Other routes were added as time went on, numbered in consecutive fashion, starting with LA 99 in 1924. By 1926 there were 162 defined routes; by 1929, 490. The number of designated routes increased precipitously during the Huey Long era, with 1325 routes defined by 1930 and more to come. A few routes were given “half” numbers, such as LA 99½ and LA 1315½. I have no clue as to why. (LA 99½ was actually redesignated in the pre-1955 era, as LA 2203. I guess that ‘half’ business got old after a while.)

The pre-1955 system eventually reached the 22xx numeric range (or so) at its zenith. There were also strange “C-xxxx” roads, generally in the 13xx and 14xx range, the purpose of which is unclear.

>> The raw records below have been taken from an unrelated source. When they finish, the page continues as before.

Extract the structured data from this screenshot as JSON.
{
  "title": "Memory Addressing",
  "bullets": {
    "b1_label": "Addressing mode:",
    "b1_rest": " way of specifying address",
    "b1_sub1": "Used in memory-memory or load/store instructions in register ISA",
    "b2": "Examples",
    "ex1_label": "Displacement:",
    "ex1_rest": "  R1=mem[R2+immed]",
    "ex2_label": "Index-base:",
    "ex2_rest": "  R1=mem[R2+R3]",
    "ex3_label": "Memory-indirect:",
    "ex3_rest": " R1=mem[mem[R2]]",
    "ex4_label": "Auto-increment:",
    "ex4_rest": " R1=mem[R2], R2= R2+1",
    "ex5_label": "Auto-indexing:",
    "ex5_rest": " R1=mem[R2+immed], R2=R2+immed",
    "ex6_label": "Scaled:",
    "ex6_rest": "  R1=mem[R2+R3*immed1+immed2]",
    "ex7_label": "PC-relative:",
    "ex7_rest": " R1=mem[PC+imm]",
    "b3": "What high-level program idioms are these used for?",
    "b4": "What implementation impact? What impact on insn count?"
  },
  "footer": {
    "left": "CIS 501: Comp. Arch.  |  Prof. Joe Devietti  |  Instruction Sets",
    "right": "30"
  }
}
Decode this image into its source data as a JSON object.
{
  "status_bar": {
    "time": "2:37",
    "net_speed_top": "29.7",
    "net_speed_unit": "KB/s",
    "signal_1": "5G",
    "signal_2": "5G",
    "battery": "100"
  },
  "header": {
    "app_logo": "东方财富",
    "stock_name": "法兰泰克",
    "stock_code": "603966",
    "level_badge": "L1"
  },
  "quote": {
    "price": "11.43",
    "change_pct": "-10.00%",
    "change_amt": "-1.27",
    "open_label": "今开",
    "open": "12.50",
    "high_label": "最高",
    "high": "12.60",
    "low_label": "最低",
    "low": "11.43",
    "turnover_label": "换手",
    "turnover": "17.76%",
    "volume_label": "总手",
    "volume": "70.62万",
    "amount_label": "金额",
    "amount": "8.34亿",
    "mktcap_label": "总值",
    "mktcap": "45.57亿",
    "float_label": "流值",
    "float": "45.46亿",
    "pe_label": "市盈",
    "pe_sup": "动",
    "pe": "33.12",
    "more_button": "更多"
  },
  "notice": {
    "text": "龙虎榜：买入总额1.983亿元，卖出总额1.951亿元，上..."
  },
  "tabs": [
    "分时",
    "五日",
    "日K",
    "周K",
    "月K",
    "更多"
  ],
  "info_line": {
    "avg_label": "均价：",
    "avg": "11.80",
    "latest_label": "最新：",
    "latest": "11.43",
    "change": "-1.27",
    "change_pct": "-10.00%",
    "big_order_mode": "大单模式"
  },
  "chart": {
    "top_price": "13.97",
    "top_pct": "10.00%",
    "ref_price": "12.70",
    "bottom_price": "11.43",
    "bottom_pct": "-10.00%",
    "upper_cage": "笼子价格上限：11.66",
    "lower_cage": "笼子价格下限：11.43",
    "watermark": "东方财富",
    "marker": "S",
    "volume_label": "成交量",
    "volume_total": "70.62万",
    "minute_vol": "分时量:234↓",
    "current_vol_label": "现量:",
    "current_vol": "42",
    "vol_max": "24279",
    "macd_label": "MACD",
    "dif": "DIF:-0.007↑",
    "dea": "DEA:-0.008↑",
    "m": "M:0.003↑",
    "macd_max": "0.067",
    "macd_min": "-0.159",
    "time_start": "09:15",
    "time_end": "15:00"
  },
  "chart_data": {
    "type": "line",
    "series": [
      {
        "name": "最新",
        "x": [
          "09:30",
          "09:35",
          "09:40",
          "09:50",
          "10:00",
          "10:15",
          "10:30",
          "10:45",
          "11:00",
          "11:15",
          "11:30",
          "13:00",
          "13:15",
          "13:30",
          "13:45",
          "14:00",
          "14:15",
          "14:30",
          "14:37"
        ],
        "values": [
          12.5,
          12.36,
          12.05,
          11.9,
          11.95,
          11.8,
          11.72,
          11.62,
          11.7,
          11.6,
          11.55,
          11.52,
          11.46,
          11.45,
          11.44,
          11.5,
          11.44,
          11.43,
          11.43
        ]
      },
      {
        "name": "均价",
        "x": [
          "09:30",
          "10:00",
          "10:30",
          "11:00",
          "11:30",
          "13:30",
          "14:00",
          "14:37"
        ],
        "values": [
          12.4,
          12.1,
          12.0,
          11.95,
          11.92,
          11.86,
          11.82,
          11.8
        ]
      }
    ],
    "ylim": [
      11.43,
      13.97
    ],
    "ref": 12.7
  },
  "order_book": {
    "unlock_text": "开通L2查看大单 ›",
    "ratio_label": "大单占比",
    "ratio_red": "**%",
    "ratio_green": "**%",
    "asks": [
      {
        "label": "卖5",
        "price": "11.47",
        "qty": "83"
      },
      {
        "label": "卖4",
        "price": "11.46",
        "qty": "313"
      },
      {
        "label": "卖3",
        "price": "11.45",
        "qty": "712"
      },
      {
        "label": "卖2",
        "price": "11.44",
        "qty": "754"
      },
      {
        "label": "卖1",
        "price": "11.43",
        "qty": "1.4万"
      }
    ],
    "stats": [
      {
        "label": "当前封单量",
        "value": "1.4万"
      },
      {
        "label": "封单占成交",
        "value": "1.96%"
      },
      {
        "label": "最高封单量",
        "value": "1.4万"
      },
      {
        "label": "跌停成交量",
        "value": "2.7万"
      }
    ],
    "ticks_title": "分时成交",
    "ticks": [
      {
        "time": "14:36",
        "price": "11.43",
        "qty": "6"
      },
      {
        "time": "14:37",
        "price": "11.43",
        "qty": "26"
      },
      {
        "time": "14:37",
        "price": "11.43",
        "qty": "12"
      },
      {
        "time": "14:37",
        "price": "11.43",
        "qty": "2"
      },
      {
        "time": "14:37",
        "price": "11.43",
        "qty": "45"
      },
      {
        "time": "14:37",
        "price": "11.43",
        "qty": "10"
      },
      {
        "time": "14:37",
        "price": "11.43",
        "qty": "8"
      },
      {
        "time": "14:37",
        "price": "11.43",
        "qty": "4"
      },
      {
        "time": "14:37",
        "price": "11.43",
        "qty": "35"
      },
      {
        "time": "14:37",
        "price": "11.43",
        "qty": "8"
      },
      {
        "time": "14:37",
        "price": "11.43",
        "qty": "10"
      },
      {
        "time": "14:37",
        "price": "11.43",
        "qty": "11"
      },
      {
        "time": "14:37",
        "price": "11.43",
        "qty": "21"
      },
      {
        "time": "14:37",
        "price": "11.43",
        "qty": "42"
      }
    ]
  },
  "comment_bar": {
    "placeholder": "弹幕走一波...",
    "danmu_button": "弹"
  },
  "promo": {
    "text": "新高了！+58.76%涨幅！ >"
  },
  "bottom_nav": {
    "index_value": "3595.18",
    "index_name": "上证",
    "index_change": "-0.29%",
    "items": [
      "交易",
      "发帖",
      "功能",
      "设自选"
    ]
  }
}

All roads were seemingly numbered in the order that they were taken into the system, which led to anarchy, inconsistency, and disorder prevailing among the system of numbered routes. There was no pattern of clustering of the higher numbers as is demonstrated with today’s system. Route designations were sacrosanct; apparently they could not be rerouted to take advantage of a newer alignment, though for the most part the major routes by and large retained consistent numbers. Not all numbers were assigned to existing roads; some roads were merely “projected,” which is to say they were only lines on paper. Apparently there was no such thing as decommissioning, though state roads were often improved only “if funds were available.”

The 1955 renumbering renumbered all routes roughly based on the A-B-C system of route classification: A was primary, B secondary, and C farm-to-market (or as I call it, tertiary). The A routes mainly comprised one and two digit highways, the B routes three digit routes below 300. All routes 300-1241 were classified C routes, and clustering was and is still apparent in their ranks, especially with routes 700 and above. The A and B “primary” route range was 1 to 185. For some reason no 2xx numbers were used; this range may have been intended as an expansion area for future primary route designations (this was never done). LA 191 was added around 1980 as the Toledo Bend Scenic Drive, and is the only primary route designation to be added after 1955.

3xxx designations were given to all new post-1955 SRs, and were the only new type designations, until a few years ago when the state apparently decided to begin assigning (in addition to 3xxx numbers) 12xx designations to new routes, starting with 1242 and working up (1241 is the highest-designated 1955 route). State routes in any range can be decommissioned, and there are many corresponding gaps in the sequence. I do not know of any instance where a route number has been recycled (aside from the general 1955 renumbering); generally the state will assign a new 32xx or 12xx number when a new number is needed. A good many newer designations are given to roads long having been on the state rolls, but which have been severed or isolated from its former designation by newer construction.

Official US-SR duplications have been disallowed since 1955, but Interstate-SR duplications are permitted (Interstate highways in the modern sense not yet existing in 1955), and all Interstate routes except 210 and 220 are duplicated in the rolls of SR numbers. Most SRs with the same numbers as Interstates are a comfortable distance away, with one exception: LA 59 and I-59, which exist within 10 miles of each other in St. Tammany Parish, and which both intersect I-12.